So… bon voyage, and here goes…
—What am I working on?
I tend to go through phases of working at more than one thing at a time. Currently I’m revising a few stories to send out, preparing a collection of essays and occasionally checking on the brine in which my novel manuscript is marinating… It often needs more salt.
—How does my work differ from others of its genre?
It occurred to me recently that I’m not a good rule follower. Not because I’m a renegade or anything as quaint as that, but simply because I’m often not aware of the rules. And even when I manage to figure out what they are, I can hardly believe it: those are the rules?? I have a hard time talking with people who want to discuss trends. I have no idea *what* is popular. Nor do I want to belabour any knowing. I recently wrote a story from the perspective of a chair.
—Why do I write what I do?
One of my interests is relationships, especially those within the constraints of family. I realize I’ve been watching various families all my life—my own of course and those that lived on my street as a kid; aunts and uncles that weren’t, or were; the families connected to friends as I grew up; the manufactured ones through marriage and children, or no marriage and no children, or some other configuration therein or thereof. I’m fascinated with the way roles are assumed and played out to various ends and for what reasons and how we judge it all… and how we pretend it doesn’t matter and how it matters so very much. I’m interested in what’s remembered and how in a family there’s nothing even close to a consensus of truth. My writing often pokes about in this tender territory, trying to make head or tail of things. Why?? Who the hell knows.
—How does your writing process work?
A large part is thinking out loud. Also known as talking to myself. I run through scenes, interview myself, ask myself what is the point of such and such… what is the point???… until I either come up with a point or scrap the whole damn such and such. I write in a journal most mornings, about dreams and grocery lists initially, but eventually making my way to the day’s work and what I want to accomplish, which inevitably leads me back to the such and such and the point, and pretty soon I’m no longer writing but talking to myself…

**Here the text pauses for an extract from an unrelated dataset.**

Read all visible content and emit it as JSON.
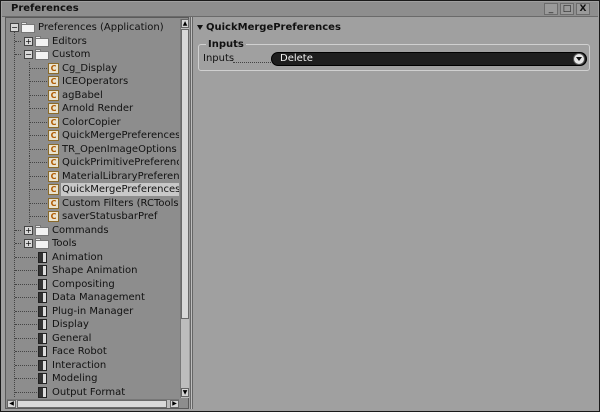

Best places to work through a problem: in the car, on a walk, weeding the garden.
The tour continues with Barbara Lambert, author of The Allegra Series, A Message for Mr. Lazarus and The Whirling Girl. And Maria Meindl, author of Outside the Box; Maria’s essay ‘Junior’ appears in the anthology The M Word. Thanks to both for bravely accepting this mission. Am looking forward to visiting their blogs in the coming weeks and will post links here.
Stops on the tour include:

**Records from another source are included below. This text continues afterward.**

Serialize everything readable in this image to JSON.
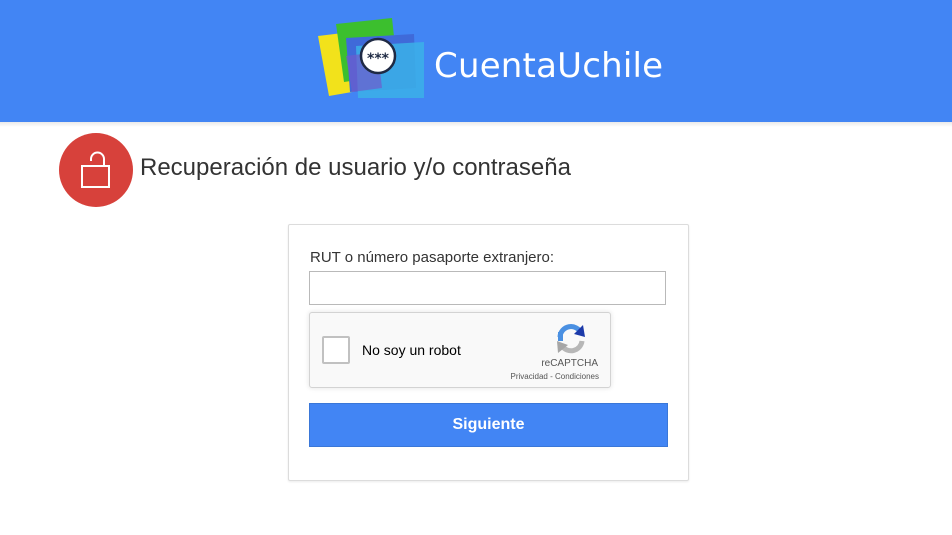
{
  "header": {
    "brand": "CuentaUchile",
    "logo_icon": "password-cards-logo",
    "logo_text": "***",
    "background": "#4285f4"
  },
  "page": {
    "title": "Recuperación de usuario y/o contraseña",
    "title_icon": "unlock-icon",
    "title_icon_color": "#d7413b"
  },
  "form": {
    "rut_label": "RUT o número pasaporte extranjero:",
    "rut_value": "",
    "rut_placeholder": "",
    "recaptcha": {
      "label": "No soy un robot",
      "brand": "reCAPTCHA",
      "privacy_link": "Privacidad",
      "separator": " - ",
      "terms_link": "Condiciones"
    },
    "submit_label": "Siguiente",
    "accent": "#4285f4"
  }
}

Ellen S. Jaffe
23 thoughts on “tour de blogs”
I love this, too! What a great way to better get to know an author. Looking forward to reading the others on the Blog Tour!
Thanks, Susan. I’m enjoying the reading as much as the participating!
Thanks, Carin. You’re always an observant traveller and tour guide!
I had a funny Alice in Wonderland moment with your first photo because I saw the organizational platform on your desk as a whole desk, which made the inquisitive cat as tall as your desk.
Funny indeed. Because I’m pretty sure that’s how tall he thinks he is… Maybe you got his mind meld.
Great tour! Great photos. Oh, and I want to hear what that chair has to say! Thanks, Ms. M — thought-provoking and delightfully off-kilter-while-right-on-point as always! (Oh, and thank you for inviting me to take part.)
So pleased you’re part of this romp!
And the chair has a name: Derrick. (:
As in “Crane and Derrick”?
No, no. Just Derrick, the blue chair. What, that’s not exciting enough?? (: